Escaping from freedom into the ecstasy of resignation and submission (1967): Or another way to look at it: “Atheism is a ferocious system, that leaves nothing above us to excite awe, nor around us to awaken tenderness” (R. Hall).
In Walden, Henry David Thoreau wrote: “To know that we know what we know, and that we do not know what we do not know, that is true knowledge.”
State of New Mexico Tells a Religious Photographer: You Have to Take Pictures at a Gay Commitment Ceremony!
I am a strong supporter of gay marriage, but I think that the below story is an outrageous violation, by authorities in New Mexico, of conscientious religious objection. According to the Associated Press this weekend: A professional photographer who refused … Continue reading
Fleeing Obama’s America? Obsidian Wings Deconstructs the Inane Libertarian “Going Galt” Ayn Rand Movement
Some Ayn Rand enthusiasts have it in their heads that they are indispensible to the running of the global economy, and are now speaking of “Going Galt”—taking leave of our now thoroughly collectivized—and Obamaized—civilization, and taking up residence together in … Continue reading
From Plato’s Apology (Socrates speaking): “I am wiser than this man: neither of us knows anything that is really worth knowing, but he thinks that he has knowledge when he has not, while I, having no knowledge, do not think … Continue reading

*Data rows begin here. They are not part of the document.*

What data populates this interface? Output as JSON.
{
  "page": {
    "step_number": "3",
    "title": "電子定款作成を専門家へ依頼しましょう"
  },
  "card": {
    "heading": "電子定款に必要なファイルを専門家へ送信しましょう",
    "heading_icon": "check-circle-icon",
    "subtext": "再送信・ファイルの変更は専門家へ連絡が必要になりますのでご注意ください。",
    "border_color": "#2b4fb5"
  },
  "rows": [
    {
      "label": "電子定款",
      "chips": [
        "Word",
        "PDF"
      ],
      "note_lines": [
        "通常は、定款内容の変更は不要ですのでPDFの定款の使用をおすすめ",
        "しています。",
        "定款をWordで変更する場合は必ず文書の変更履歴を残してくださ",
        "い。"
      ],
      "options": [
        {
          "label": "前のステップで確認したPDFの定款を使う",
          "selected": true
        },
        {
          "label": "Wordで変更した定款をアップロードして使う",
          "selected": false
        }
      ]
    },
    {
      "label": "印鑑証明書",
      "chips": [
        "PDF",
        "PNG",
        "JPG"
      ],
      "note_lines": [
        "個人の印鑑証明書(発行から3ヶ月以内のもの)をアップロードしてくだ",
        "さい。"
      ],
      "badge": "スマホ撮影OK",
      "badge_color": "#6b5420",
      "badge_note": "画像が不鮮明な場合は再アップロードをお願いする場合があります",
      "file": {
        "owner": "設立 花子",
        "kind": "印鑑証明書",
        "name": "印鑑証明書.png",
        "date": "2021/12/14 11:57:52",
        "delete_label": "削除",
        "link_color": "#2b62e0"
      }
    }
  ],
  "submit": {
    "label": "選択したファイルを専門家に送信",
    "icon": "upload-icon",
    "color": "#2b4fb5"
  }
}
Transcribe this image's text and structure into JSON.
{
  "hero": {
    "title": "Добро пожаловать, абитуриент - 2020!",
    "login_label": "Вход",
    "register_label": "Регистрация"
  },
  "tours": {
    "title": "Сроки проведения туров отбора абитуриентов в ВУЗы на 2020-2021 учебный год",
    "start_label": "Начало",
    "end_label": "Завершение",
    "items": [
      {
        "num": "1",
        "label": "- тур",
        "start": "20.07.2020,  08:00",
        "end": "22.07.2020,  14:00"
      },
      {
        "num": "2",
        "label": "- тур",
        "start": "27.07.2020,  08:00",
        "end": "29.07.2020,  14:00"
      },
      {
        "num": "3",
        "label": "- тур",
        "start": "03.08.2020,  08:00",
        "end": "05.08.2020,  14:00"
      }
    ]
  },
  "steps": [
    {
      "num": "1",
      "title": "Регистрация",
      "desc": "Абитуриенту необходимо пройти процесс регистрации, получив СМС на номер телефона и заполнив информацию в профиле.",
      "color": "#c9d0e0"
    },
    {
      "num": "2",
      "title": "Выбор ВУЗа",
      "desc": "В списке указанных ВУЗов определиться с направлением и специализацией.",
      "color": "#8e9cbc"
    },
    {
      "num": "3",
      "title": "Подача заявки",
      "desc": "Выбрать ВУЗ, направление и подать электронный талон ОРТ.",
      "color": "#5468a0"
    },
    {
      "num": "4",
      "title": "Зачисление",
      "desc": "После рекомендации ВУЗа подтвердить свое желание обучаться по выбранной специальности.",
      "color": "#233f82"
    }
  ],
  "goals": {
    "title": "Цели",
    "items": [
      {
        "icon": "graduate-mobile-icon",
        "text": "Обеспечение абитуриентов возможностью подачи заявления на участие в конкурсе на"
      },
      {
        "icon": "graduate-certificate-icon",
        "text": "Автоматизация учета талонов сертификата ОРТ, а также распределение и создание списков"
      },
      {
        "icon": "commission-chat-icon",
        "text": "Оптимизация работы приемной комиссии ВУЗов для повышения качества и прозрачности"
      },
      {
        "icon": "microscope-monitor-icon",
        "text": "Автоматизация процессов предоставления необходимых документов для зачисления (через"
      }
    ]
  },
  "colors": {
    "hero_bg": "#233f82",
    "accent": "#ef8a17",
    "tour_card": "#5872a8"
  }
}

“Like a Tortoise Retracting Its Limbs”: The Bhagavad Gita as Literature, and Its Doctrine of the Two Selves
One of the most enduring pieces of world literature is the Bhaghavad Gita. And one of the keys to reading the Gita is to understand its doctrine of the two selves. In the Gita the two selves are: the “big … Continue reading